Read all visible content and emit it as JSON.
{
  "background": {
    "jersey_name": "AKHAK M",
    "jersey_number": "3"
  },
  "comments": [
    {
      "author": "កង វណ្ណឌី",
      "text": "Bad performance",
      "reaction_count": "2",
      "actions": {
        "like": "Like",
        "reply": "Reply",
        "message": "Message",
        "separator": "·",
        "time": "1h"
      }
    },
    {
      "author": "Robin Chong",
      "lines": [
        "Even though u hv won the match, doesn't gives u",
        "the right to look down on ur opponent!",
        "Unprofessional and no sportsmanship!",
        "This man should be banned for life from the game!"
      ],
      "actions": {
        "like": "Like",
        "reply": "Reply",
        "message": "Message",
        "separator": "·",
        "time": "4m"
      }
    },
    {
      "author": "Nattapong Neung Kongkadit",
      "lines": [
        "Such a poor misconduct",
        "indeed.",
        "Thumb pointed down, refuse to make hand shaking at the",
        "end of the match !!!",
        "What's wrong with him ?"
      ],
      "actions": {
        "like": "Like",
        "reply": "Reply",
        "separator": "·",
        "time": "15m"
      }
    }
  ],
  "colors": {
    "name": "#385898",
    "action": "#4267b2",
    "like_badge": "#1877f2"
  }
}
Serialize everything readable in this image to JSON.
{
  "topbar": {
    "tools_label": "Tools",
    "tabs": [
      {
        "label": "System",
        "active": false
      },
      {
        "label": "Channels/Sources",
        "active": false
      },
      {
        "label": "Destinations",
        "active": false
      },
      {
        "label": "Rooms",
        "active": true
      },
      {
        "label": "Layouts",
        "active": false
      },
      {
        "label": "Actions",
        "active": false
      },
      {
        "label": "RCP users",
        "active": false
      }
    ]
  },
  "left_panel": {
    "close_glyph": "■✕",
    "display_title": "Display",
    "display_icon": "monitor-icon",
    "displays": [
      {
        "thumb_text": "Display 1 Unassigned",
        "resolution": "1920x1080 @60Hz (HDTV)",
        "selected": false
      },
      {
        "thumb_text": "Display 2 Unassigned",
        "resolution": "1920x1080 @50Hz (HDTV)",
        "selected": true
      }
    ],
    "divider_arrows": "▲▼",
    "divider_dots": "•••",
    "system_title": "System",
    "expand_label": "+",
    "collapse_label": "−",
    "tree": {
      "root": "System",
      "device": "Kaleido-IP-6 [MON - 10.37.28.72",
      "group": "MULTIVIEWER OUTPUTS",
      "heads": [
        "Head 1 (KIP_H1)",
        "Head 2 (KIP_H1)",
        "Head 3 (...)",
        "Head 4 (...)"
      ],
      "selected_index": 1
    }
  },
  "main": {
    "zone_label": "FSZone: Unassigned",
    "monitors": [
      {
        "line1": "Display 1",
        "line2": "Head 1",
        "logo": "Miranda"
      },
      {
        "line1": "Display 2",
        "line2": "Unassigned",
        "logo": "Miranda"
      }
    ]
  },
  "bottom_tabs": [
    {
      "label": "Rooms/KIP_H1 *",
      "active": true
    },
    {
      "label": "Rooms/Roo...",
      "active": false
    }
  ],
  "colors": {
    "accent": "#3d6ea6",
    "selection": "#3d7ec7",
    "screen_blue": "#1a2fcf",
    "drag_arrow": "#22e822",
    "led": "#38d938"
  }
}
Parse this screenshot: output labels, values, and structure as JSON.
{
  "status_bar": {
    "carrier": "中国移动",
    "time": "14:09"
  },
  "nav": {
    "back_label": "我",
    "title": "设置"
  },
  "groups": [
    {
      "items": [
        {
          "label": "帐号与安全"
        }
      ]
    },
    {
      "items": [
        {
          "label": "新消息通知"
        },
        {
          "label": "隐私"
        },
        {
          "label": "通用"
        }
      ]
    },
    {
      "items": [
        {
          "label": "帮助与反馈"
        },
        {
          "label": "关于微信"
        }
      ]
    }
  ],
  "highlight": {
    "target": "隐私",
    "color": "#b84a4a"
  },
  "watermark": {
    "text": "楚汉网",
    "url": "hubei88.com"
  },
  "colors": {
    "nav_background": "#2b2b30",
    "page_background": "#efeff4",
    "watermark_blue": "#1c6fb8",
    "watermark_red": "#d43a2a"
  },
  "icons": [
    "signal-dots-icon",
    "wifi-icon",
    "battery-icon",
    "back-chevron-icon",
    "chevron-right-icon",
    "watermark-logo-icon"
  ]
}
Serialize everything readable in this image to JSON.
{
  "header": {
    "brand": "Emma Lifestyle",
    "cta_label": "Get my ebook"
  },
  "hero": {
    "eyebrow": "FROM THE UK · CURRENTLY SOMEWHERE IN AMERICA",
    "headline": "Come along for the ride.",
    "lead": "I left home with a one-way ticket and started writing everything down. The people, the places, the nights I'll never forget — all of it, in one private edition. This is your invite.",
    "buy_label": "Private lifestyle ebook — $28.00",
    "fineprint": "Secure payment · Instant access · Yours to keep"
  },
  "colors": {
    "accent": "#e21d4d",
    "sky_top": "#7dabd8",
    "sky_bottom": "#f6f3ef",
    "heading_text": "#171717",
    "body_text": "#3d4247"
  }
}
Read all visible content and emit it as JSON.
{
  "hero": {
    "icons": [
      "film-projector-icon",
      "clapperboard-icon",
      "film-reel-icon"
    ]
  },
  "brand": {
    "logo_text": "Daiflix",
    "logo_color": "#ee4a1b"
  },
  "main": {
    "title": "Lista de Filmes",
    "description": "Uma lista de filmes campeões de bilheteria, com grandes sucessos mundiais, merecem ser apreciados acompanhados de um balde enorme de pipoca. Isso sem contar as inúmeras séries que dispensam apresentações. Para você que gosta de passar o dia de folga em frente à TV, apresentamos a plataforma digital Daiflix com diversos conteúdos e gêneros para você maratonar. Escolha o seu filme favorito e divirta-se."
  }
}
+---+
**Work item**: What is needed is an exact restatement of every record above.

**Task response**:
Read all visible content and emit it as JSON.
{
  "background": {
    "jersey_name": "AKHAK M",
    "jersey_number": "3"
  },
  "comments": [
    {
      "author": "កង វណ្ណឌី",
      "text": "Bad performance",
      "reaction_count": "2",
      "actions": {
        "like": "Like",
        "reply": "Reply",
        "message": "Message",
        "separator": "·",
        "time": "1h"
      }
    },
    {
      "author": "Robin Chong",
      "lines": [
        "Even though u hv won the match, doesn't gives u",
        "the right to look down on ur opponent!",
        "Unprofessional and no sportsmanship!",
        "This man should be banned for life from the game!"
      ],
      "actions": {
        "like": "Like",
        "reply": "Reply",
        "message": "Message",
        "separator": "·",
        "time": "4m"
      }
    },
    {
      "author": "Nattapong Neung Kongkadit",
      "lines": [
        "Such a poor misconduct",
        "indeed.",
        "Thumb pointed down, refuse to make hand shaking at the",
        "end of the match !!!",
        "What's wrong with him ?"
      ],
      "actions": {
        "like": "Like",
        "reply": "Reply",
        "separator": "·",
        "time": "15m"
      }
    }
  ],
  "colors": {
    "name": "#385898",
    "action": "#4267b2",
    "like_badge": "#1877f2"
  }
}
Serialize everything readable in this image to JSON.
{
  "topbar": {
    "tools_label": "Tools",
    "tabs": [
      {
        "label": "System",
        "active": false
      },
      {
        "label": "Channels/Sources",
        "active": false
      },
      {
        "label": "Destinations",
        "active": false
      },
      {
        "label": "Rooms",
        "active": true
      },
      {
        "label": "Layouts",
        "active": false
      },
      {
        "label": "Actions",
        "active": false
      },
      {
        "label": "RCP users",
        "active": false
      }
    ]
  },
  "left_panel": {
    "close_glyph": "■✕",
    "display_title": "Display",
    "display_icon": "monitor-icon",
    "displays": [
      {
        "thumb_text": "Display 1 Unassigned",
        "resolution": "1920x1080 @60Hz (HDTV)",
        "selected": false
      },
      {
        "thumb_text": "Display 2 Unassigned",
        "resolution": "1920x1080 @50Hz (HDTV)",
        "selected": true
      }
    ],
    "divider_arrows": "▲▼",
    "divider_dots": "•••",
    "system_title": "System",
    "expand_label": "+",
    "collapse_label": "−",
    "tree": {
      "root": "System",
      "device": "Kaleido-IP-6 [MON - 10.37.28.72",
      "group": "MULTIVIEWER OUTPUTS",
      "heads": [
        "Head 1 (KIP_H1)",
        "Head 2 (KIP_H1)",
        "Head 3 (...)",
        "Head 4 (...)"
      ],
      "selected_index": 1
    }
  },
  "main": {
    "zone_label": "FSZone: Unassigned",
    "monitors": [
      {
        "line1": "Display 1",
        "line2": "Head 1",
        "logo": "Miranda"
      },
      {
        "line1": "Display 2",
        "line2": "Unassigned",
        "logo": "Miranda"
      }
    ]
  },
  "bottom_tabs": [
    {
      "label": "Rooms/KIP_H1 *",
      "active": true
    },
    {
      "label": "Rooms/Roo...",
      "active": false
    }
  ],
  "colors": {
    "accent": "#3d6ea6",
    "selection": "#3d7ec7",
    "screen_blue": "#1a2fcf",
    "drag_arrow": "#22e822",
    "led": "#38d938"
  }
}
Parse this screenshot: output labels, values, and structure as JSON.
{
  "status_bar": {
    "carrier": "中国移动",
    "time": "14:09"
  },
  "nav": {
    "back_label": "我",
    "title": "设置"
  },
  "groups": [
    {
      "items": [
        {
          "label": "帐号与安全"
        }
      ]
    },
    {
      "items": [
        {
          "label": "新消息通知"
        },
        {
          "label": "隐私"
        },
        {
          "label": "通用"
        }
      ]
    },
    {
      "items": [
        {
          "label": "帮助与反馈"
        },
        {
          "label": "关于微信"
        }
      ]
    }
  ],
  "highlight": {
    "target": "隐私",
    "color": "#b84a4a"
  },
  "watermark": {
    "text": "楚汉网",
    "url": "hubei88.com"
  },
  "colors": {
    "nav_background": "#2b2b30",
    "page_background": "#efeff4",
    "watermark_blue": "#1c6fb8",
    "watermark_red": "#d43a2a"
  },
  "icons": [
    "signal-dots-icon",
    "wifi-icon",
    "battery-icon",
    "back-chevron-icon",
    "chevron-right-icon",
    "watermark-logo-icon"
  ]
}
Serialize everything readable in this image to JSON.
{
  "header": {
    "brand": "Emma Lifestyle",
    "cta_label": "Get my ebook"
  },
  "hero": {
    "eyebrow": "FROM THE UK · CURRENTLY SOMEWHERE IN AMERICA",
    "headline": "Come along for the ride.",
    "lead": "I left home with a one-way ticket and started writing everything down. The people, the places, the nights I'll never forget — all of it, in one private edition. This is your invite.",
    "buy_label": "Private lifestyle ebook — $28.00",
    "fineprint": "Secure payment · Instant access · Yours to keep"
  },
  "colors": {
    "accent": "#e21d4d",
    "sky_top": "#7dabd8",
    "sky_bottom": "#f6f3ef",
    "heading_text": "#171717",
    "body_text": "#3d4247"
  }
}
Read all visible content and emit it as JSON.
{
  "hero": {
    "icons": [
      "film-projector-icon",
      "clapperboard-icon",
      "film-reel-icon"
    ]
  },
  "brand": {
    "logo_text": "Daiflix",
    "logo_color": "#ee4a1b"
  },
  "main": {
    "title": "Lista de Filmes",
    "description": "Uma lista de filmes campeões de bilheteria, com grandes sucessos mundiais, merecem ser apreciados acompanhados de um balde enorme de pipoca. Isso sem contar as inúmeras séries que dispensam apresentações. Para você que gosta de passar o dia de folga em frente à TV, apresentamos a plataforma digital Daiflix com diversos conteúdos e gêneros para você maratonar. Escolha o seu filme favorito e divirta-se."
  }
}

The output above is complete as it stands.